But let’s be clear about one thing – if you don’t think exploitation of racial fear hasn’t been at the center of Republican politics for 50 years now, you just haven’t being paying attention. So Trump’s new found dominance in the GOP, particularly when his two remaining opponents, are, dare we say it – Hispanic! – should be no great surprise to anyone.

Strength of Reactionary Forces in GOP Not News (2/24/16) – Hard to know the exact date when reactionary forces began to truly assert themselves in the modern GOP. You could argue these sentiments were there from the beginning, congealing around Nixon’s Southern Strategy and its response to the Civil Rights and Voting Rights Acts. We could look to Bush’s “Willie Horton” ads in the 1988 Presidential campaign, which put a black man who had raped and murdered at the center of the national debate. You could point to 2005 and the emergence of the Minutemen, and the GOP House’s passing of the Sensenbrenner Bill, which called for the arrest and forced deportation of all 11m undocumented immigrants in the US. Perhaps it was in Barack Obama’s ascent to the Presidency in 2009 and the rise of the Tea Party. Or in 2015 with the forced abdication (self-deportation?) of Speaker Boehner just months after he gave the GOP their biggest House majority in 80 years. As I wrote in my long form magazine article in Letras Libres in late 2012, whatever date you cite you could see this descent of the modern GOP into a reactionary, angry mess coming for years now. What it lacked was a charismatic leader to pull it altogether from an inchoate jumble of grievances into a coherent, compelling argument and movement. Well, in 2015 that leader emerged. Donald Trump.

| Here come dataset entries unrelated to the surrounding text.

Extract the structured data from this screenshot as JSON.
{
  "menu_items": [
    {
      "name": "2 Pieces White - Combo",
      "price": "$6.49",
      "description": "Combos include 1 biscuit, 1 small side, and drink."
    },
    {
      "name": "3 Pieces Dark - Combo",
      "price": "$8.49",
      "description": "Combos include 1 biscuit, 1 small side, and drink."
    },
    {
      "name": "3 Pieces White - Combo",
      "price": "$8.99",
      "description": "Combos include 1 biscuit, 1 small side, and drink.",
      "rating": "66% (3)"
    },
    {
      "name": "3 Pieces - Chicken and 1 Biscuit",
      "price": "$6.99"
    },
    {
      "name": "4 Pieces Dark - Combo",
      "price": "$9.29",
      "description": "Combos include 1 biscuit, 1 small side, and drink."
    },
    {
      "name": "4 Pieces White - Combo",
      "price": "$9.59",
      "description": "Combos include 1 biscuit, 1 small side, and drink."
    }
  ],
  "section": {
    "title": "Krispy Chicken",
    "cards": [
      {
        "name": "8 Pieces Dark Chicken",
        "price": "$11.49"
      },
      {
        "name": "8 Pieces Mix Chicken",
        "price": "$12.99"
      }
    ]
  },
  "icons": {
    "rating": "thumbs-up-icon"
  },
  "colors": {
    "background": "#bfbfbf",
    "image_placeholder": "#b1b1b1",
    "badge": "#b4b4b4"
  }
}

More on the 2016 Election - Our tally of the Presidential primary debates audiences which finds the GOP far outperforming the Dems; why it is time to take Trump seriously; the Democratic bench is stronger than it appears; Clinton should become a champion of political and electoral reform; thoughts on the "children of Reagan;" my in-depth interview with conservative author Matt Lewis on what the GOP can learn from a generation of reform and success on the center-left; my long form magazine piece on the descent of the GOP into a reactionary mess, anticipating the rise of Trump; Rob Shapiro on Trump's economic plan and the crackup of the GOP.  

"Monday Musings" is a new column which looks at the national political landscape and is published most Mondays here on the NDN site. You can find previous columns here. It also appears each week on the U.K. progressive site, Left Foot Forward

Full disclosure: I am supporting Hillary Clinton for President, and have given the maximum contribution to her campaign. I am not, however, a consultant to, or paid by, any campaign or party committee.